4. Affidavit of Richard B. Friedfertig, sworn to October 24, 2003, in support
of the motion, with attached exhibits;
5. Affirmation of Robert E. Scott, Esq., dated January 14, 2004, in opposition
to the motion, with attached exhibit.
On consideration the Court will deny Defendant's motion.
Summary judgment is a drastic remedy, one which should not be granted where
there is any doubt as to the existence of a triable issue of fact (Rotuba
Extruders, Inc. v Ceppos, 46 NY2d 223, 231; Sillman v Twentieth
Century-Fox Film Corp., 3 NY2d 395, 404 ), with issue-finding rather
than issue-determination the focus of the Court in reviewing the submissions
(Sillman, 3NY2d at 404). To obtain such disfavored relief a movant must
establish his cause of action or defense "sufficiently to warrant the court as a
matter of law in directing judgment" in his favor (CPLR 3212 [b]), and must do
so by tender of evidentiary proof in admissible form (Friends of Animals v
Associated Fur Mfrs., 46 NY2d 1065, 1067 ).
Ms. Smith has alleged that she sustained injury on March 7, 1996, when she
tripped and fell from an obscured curb edge in a parking lot at the North Campus
of the State University of New York at Buffalo. Claimants contend inter alia
that the University was negligent in failing to keep the sidewalk, walkways
and parking lot free from snow and ice. Defendant now seeks dismissal of the
Claim on two grounds: that the snow accumulation in question was the result of a
"storm in progress," such that no liability could attach to the property owner;
and, that any hazard presented was open and obvious.
Under the "storm in progress" rule, a property owner will not be held liable
for accidents that occur as a result of the accumulation of snow or ice on its
premises until an adequate amount of time has passed following the cessation of
the storm to allow the owner an opportunity to notice and remedy the hazards
caused by the storm (Cerra v Perk Dev., 197 AD2d 851 ; see also
Bertram v SV Danco Corp., 300 AD2d 1108, 1109 ). Here, Defendant
submitted evidence that it was snowing at the time of Ms. Smith's fall, and that
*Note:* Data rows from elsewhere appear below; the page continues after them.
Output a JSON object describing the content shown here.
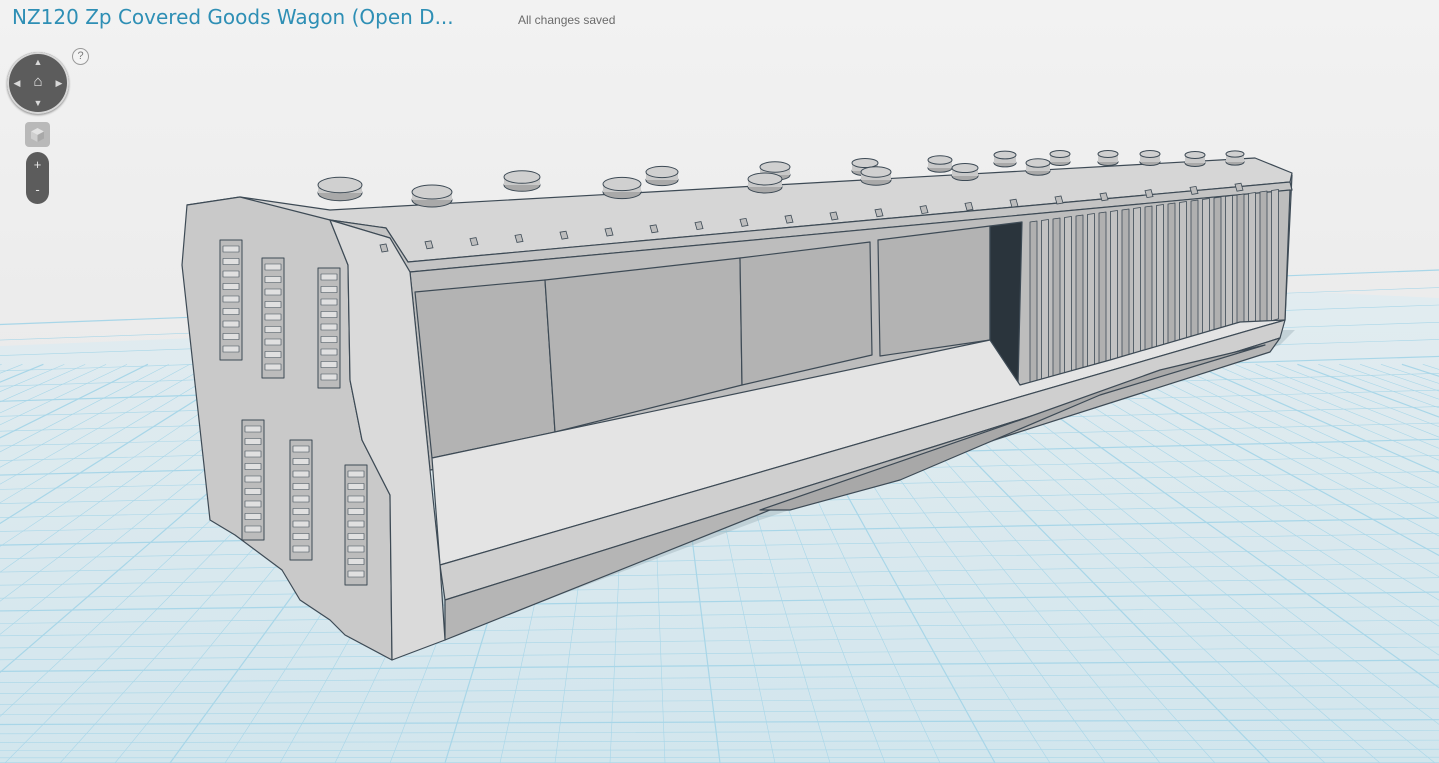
{
  "header": {
    "title": "NZ120 Zp Covered Goods Wagon (Open D...",
    "status": "All changes saved"
  },
  "controls": {
    "help_label": "?",
    "nav_up_icon": "chevron-up-icon",
    "nav_down_icon": "chevron-down-icon",
    "nav_left_icon": "chevron-left-icon",
    "nav_right_icon": "chevron-right-icon",
    "home_icon": "home-icon",
    "view_cube_icon": "cube-icon",
    "zoom_in_label": "+",
    "zoom_out_label": "-"
  },
  "scene": {
    "object": "3D wagon model",
    "colors": {
      "background": "#ededed",
      "grid_line": "#a8d6e8",
      "grid_fill": "#dcebf1",
      "model_light": "#d2d2d2",
      "model_mid": "#b8b8b8",
      "model_dark": "#999999",
      "edge": "#3d4a55",
      "accent": "#2e8fb5"
    }
  }
}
slightly more than one inch of snow fell that day. However, that same Local
Climatological Data Report indicates that 12.3 inches of snow had fallen in the
6 days prior to this incident. Since Claimant has testified that she could not
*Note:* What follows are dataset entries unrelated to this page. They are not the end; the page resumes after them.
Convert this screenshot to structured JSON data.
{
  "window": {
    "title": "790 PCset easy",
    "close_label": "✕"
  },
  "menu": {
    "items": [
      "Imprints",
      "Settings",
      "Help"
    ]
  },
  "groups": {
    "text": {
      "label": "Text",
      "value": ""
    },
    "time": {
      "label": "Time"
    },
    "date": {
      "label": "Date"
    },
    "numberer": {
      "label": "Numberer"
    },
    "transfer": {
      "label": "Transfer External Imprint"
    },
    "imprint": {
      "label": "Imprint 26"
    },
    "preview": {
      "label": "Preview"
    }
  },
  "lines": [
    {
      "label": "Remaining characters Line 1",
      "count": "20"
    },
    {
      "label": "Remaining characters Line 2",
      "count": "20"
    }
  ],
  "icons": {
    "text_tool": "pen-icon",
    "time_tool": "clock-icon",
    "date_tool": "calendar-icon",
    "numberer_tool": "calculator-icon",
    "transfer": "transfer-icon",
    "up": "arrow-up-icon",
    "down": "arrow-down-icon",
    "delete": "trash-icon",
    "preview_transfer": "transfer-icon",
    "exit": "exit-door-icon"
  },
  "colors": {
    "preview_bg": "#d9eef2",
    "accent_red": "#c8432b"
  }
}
distinguish the sidewalk from the parking lot because "[a]t the area of the
curb, it was just one carpet. It was one surface." (see Defendant's
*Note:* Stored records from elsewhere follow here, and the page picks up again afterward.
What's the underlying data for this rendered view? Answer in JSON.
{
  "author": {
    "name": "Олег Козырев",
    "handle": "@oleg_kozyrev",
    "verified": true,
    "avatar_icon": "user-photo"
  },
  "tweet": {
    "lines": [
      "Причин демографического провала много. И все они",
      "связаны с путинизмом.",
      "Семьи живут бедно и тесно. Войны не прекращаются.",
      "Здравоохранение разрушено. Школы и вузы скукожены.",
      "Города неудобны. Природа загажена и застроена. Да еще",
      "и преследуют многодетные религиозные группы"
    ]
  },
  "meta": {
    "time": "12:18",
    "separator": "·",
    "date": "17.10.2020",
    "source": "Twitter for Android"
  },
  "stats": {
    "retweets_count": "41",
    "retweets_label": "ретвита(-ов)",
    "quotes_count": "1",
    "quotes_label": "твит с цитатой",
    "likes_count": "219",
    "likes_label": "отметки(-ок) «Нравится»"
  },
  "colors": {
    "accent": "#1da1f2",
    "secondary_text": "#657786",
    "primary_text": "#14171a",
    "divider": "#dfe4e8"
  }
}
Exhibit E, p 69), a triable issue of fact exists as to whether the curb area
became hidden by the storm in progress, or by a prior accumulation of snow and
ice that would not be subject to the "storm in progress" rule (see
Bertram, 300 AD2d at 1109).
Defendant also has urged dismissal on the ground that any hazard resulting from
the snow accumulation was open and obvious. Again, however, Ms. Smith has
disputed whether the curb condition was readily observable. Moreover, in the
Fourth Department the determination that a condition was open and obvious is not
generally dispositive of the issue of landowner liability, since a property
owner would continue to owe a duty to maintain its premises in a reasonably safe
manner (see Morgan v Genrich, 239 AD2d 919, 920  [injured party's
knowledge of icy condition upon which he slipped did not negate owner's duty to
Based upon the foregoing, Defendant's motion is denied.